Daniel Grou on how Cardinal boosted his career

The filmmaker discusses taking a more production-focused role on the hour-long drama, which returns for its third season today on CTV.
Daniel Grou pic

Over the past decade Daniel Grou (also known as Podz) has become one of the most in-demand directors working in Canada. But even with an impressive roster of credits on his resume, the Montreal-born filmmaker still has to fight his own demons once post-production starts.

“I literally hide under the table when I watch the first cut, and think I should make something else, or become an owner of a convenience store,” he tells Playback Daily.

He should likely keep his 7-Eleven resume in the drawer where it belongs. Grou’s recent credits include a what’s-what of Canadian production, including Vikings (including three episodes from the most recent season), his upcoming feature project Mafia Inc (Attraction Images, Caramel Films) and the new season of Cardinal (Sienna Films, eOne), which premieres Jan. 24 at 9 p.m. on CTV.

Grou directed the entire first season of Cardinal, before missing season two due to scheduling conflicts and then returning to helm season three in its entirety. Shot primarily in North Bay from September to November 2017, the third season continues to story of detectives John Cardinal and Lise Delorme (played by Billy Campbell and Karine Vanasse).

While directing is his first passion, he said Cardinal has allowed him to expand his skill set, with Grou taking his first executive-producing credit on the drama series. “I’m more part of the budget process – not necessarily the process of getting the money, just where the money is going,” he said.

Grou said it’s an area he’d like to increase his exposure to, in particular because he believes it will make him a more efficient director. “As a director you can say ‘okay, this part of the script is very important, and it’s expensive, so let’s put our money in this area and cut down in this area,’” he said. “Moving forward I would like to have more of a hand in those decisions across all the projects I work on.”

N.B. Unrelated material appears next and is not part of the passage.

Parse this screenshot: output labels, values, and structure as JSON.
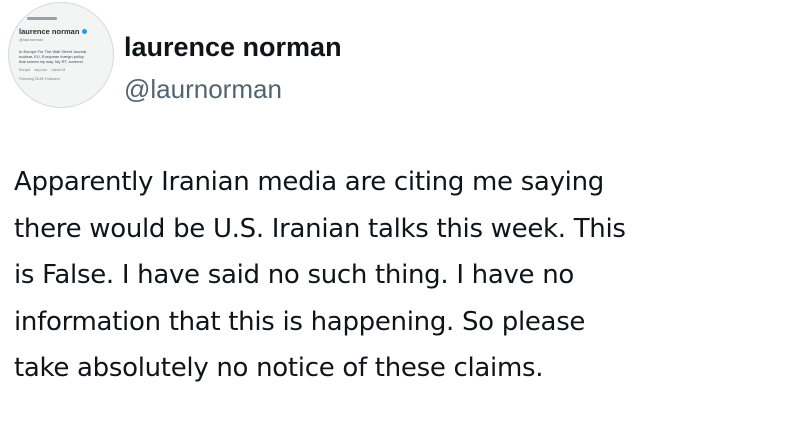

Returning to direct the third season has been a slightly different experience than the first, added Grou, because the team this time knew it had an international hit on its hands.

Season one launched in January 2017 to impressive ratings, critical acclaim and a number of high-profile international sales, including a deal with BBC in the U.K. The reception wasn’t exactly what Grou had anticipated. “I was always confident it would connect with our main audience, which is a Canadian audience, but I was kind of surprised when it blew up the way it did internationally,” he said, adding that the recognition gained by the show also boosted his profile.

Grou is now looking ahead to his French-language feature project, Mafia, which went into post-production earlier this week. Grou said post will likely be complete by in May or June, with Les Films Seville attached to distribute the film in Quebec. No release date has been set for the film.